I left the town where I grew up several decades ago. But last week I visited my mom, who lives in a retirement village there, and I decided to have an early Sunday morning jog through one of our old neighborhoods. If you’ve ever re-visited a place from your childhood after a long absence, especially if little has changed, you know what a strange and exhilarating experience it can be. Memories trickle in like dappled sunlight: the park where my dad taught me how to ice skate; the hill where my bike skidded on gravel and sent me tumbling to the pavement. And you wonder if the houses might contain familiar faces.
As I approached our old house, I passed by a well-kept, single-level, yellow house with two front doors. This was where Biff Schlossman had lived. Biff was one of my childhood friends. He was the only kid who was in all my classes from kindergarten through 4th grade (when we moved out of the neighborhood). He was also in my Cub Scout den, and I’m sure we exchanged a couple birthday parties. Physically, he was very striking, with brown skin and hair as black as night.
I’d passed by Biff’s house maybe a half-dozen times since we moved away in the late ‘60s, with only a glancing thought about him. This time – with the tang of March chill on my skin, fresh air in my lungs, and a sudden feeling of nostalgia – I whispered to myself “I wonder whatever happened to old Biff.” He was pretty bright, so I figured he’d joined the professional ranks as a doctor, lawyer, or successful businessman. Thanks to the miracle of cyberspace (and to Biff’s unique name), I made a mental note to find out.
When I later plugged his name in the search engine, I discovered a few things. One was that a very successful novelist had borrowed Biff’s name for the main character in one of his books. We both knew Biff from grammar school, but neither of us knew the other (yes, it’s a small world).
The other thing I learned was that Biff wasn’t a surgeon, defense attorney, or bank president. In fact, he’d apparently shunned the standard American Dream to pursue his own dream. He’d become a classic back-to-nature hippie troubadour. He’d moved to the mountains of Montana to ski, hike, and sing and play guitar in local bars and ski lodges. And in the process he made a lot of friends, and became sort of a local legend. It didn’t surprise me. My biggest memories of Biff (besides his Indian looks) are his sparkling eyes, impish smile, and soft-spoken manner.
Sadly, I also learned that Biff died unexpectedly at a young age. Looking into the past can have its sorrows.
I wish I’d have hooked up with Biff long ago. I think we would have clicked even beyond childhood, as we shared a certain idealism and a lot of the same interests. Sometime during our raucous post-pubescent years, we separately kindled a passionate appreciation of music. And after college, I made my own trip out West, to backpack in the Cascades, and I drove right past where Biff may have been strumming guitar. If I’d have turned left at Bozeman – the “road not taken” – who knows? I didn’t have his musical talent or performing confidence. But if not pulling up a stool with him onstage, maybe I could’ve tuned his guitar or offered a lyric or two.
Two memories stand out about Biff.

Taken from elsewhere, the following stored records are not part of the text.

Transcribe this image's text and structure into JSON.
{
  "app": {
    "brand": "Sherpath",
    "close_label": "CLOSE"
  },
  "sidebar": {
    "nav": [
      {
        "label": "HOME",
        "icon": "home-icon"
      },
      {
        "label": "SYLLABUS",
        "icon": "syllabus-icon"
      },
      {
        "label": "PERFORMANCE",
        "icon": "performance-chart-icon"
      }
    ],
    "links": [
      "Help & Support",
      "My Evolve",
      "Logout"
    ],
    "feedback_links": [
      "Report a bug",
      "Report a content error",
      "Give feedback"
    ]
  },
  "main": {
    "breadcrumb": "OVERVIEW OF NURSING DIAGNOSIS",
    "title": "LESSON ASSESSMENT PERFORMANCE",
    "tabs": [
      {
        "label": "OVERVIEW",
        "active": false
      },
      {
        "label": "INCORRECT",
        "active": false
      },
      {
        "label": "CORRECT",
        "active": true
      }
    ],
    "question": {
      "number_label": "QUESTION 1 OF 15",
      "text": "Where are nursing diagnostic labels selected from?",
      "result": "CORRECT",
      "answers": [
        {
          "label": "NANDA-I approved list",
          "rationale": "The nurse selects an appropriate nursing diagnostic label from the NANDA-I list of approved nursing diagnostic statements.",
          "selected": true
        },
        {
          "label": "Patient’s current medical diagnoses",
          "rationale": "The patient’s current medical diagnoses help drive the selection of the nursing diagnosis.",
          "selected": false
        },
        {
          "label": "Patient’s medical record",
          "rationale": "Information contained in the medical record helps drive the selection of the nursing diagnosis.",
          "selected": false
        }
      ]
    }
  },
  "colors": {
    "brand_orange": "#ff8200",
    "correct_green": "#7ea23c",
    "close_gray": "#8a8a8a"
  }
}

Both of them coincide with pivotal moments as I grew up. If Biff were around now, I’d share both memories with him. The first occurred in kindergarten. Biff was Jewish, and I remember him talking about his faith during Show-and-Tell. He brought in matzo crackers to share with the class. Even though they were unsalted and unlike our regular diet of sugared cookies, we all liked them. More importantly, Biff’s presentation was my first awareness that people could have differences beyond the physical. And that this was a good thing. It’s a lesson I’ve had to relearn time and again.
The other memory was when we were nine and attended summer camp together. Our moms signed us up to go as buddies and cabin bunkmates for two one-week stints. It was the first time either of us had been away from home for longer than a night. I was pretty homesick, but Biff, being more outgoing and adventurous, made friends with another kid in our cabin. This kid (I’ll call him Eddie) was maybe a year older, from the rougher side of town, and he had a swagger. I didn’t like Eddie, but he liked Biff, and they kind of teamed up. Of course, my homesickness was even worse after this. But I distinctly remember Biff approaching me later in the week and saying “Pete, I don’t think Eddie likes me anymore, he hasn’t talked to me in a while.” Maybe it’s rose-colored glasses. But this may have been his way of trying to make me feel better.
I didn’t return for that second week of camp. I was just too homesick. In hindsight, I wish I’d have forced myself, because my copout probably started a pattern of avoidance. But Biff did return. I’ve always wondered how he fared. Our family moved only a few months later, so I never found out. For all I know, those wooded hills of north-central Ohio helped inspire Biff’s later migration to Big Sky country.
I never saw Biff again, either. But friends from youth have a way of searing themselves into your consciousness. Maybe because, when we’re kids, we’re not aware of the concept of time. When we’re kids, neither the past nor the future are relevant. We haven’t yet learned how to reflect on things, good or bad. And we don’t worry about what’s in front of us. We only live in the present. For most of us, it’s just a brief period in our lives. But it’s where you can find true happiness.
Here’s to you, Biff.